The Adverse Childhood Experiences (ACE) study conducted by the Center for Disease Control documented additional experiences resulting from childhood traumatic experiences. Approximately 17,000 participants were questioned over the course of two years from 1995 to 1997. The study findings suggest that certain childhood experiences lead to illness (mental and physical), poor life quality and early death. This appears to happen because the adverse childhood experiences lead to the prevalence and development of habits that lead to poor outcomes. The pyramid below represents the Center for Disease Control’s representation of the “whole life” nature of their study. The ACE study defined the experiences as follows:

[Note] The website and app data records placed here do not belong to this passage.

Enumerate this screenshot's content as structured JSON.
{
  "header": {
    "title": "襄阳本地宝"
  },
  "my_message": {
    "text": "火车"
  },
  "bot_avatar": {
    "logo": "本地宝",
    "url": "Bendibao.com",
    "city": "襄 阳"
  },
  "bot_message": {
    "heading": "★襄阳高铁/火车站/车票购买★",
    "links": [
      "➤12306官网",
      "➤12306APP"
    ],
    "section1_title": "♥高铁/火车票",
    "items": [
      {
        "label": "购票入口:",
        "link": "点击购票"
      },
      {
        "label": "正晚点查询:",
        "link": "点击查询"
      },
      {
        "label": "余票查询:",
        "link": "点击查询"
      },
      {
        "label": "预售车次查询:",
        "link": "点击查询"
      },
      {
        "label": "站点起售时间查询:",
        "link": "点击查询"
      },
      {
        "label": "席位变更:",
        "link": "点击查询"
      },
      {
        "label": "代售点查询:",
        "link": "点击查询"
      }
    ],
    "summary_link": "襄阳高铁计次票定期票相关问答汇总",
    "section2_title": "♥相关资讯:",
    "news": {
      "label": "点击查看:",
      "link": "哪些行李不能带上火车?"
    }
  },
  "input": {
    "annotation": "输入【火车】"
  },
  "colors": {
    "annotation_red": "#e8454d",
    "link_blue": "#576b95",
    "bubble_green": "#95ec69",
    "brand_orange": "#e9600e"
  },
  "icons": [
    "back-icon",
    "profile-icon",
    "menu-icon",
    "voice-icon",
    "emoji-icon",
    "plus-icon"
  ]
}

- Emotional abuse
- Physical abuse
- Sexual abuse
- Emotional abuse
- Physical abuse
- Household Dysfunction
- Mother treated violently
- Household substance abuse
- Household mental illness
- Parental separation or divorce
- Incarcerated household member
The ACE study assesses the amount of childhood stress. The risk for the following health problems is proportional to the amount of stress.
- Alcoholism and alcohol abuse
- Chronic obstructive pulmonary disease
- Fetal death
- Health-related quality of life
- Illicit drug use
- Ischemic heart disease
- Liver disease
- Risk for intimate partner violence
- Multiple sexual partners
- Sexually transmitted diseases
- Suicide attempts
- Unintended pregnancies
- Early initiation of smoking
- Early initiation of sexual activity
- Adolescent pregnancy
All of the neurobiological information and the longitudinal studies point to one thing. Childhood trauma has a significant impact on all aspects of a child’s life. Ways of interacting with children with a traumatic history can mitigate the adverse consequences. It is important to remember that as the child regresses, the area of the brain that is in charge of the behavior moves in a top-down progression. While in the calm state and the aroused state, the neocortex and the cortex, the thinking portions of the brain, are in charge. Once the child moves to the alarm state, the limbic system, the emotional portion of the brain, is in charge. Once the brain moves to this area, a child cannot access the neocortex and the cortex. He or she is no longer capable of abstract or concrete thought. As the child moves into fear or terror, the midbrain and the brainstem take control, and the child is not capable of abstract or concrete thought or emotion. The time to talk with a child is when they are in the states of calm or arousal. The arousal state is ideal as people learn best and are most receptive when in that state.
People who work with or parent children with trauma histories need to understand that the traumatic event changes how the brain functions. This change results in behaviors that are different than the behaviors of neuro-typical children. Those working with children with a trauma history need to use different techniques and strategies to help the brain heal and to help decrease the behaviors.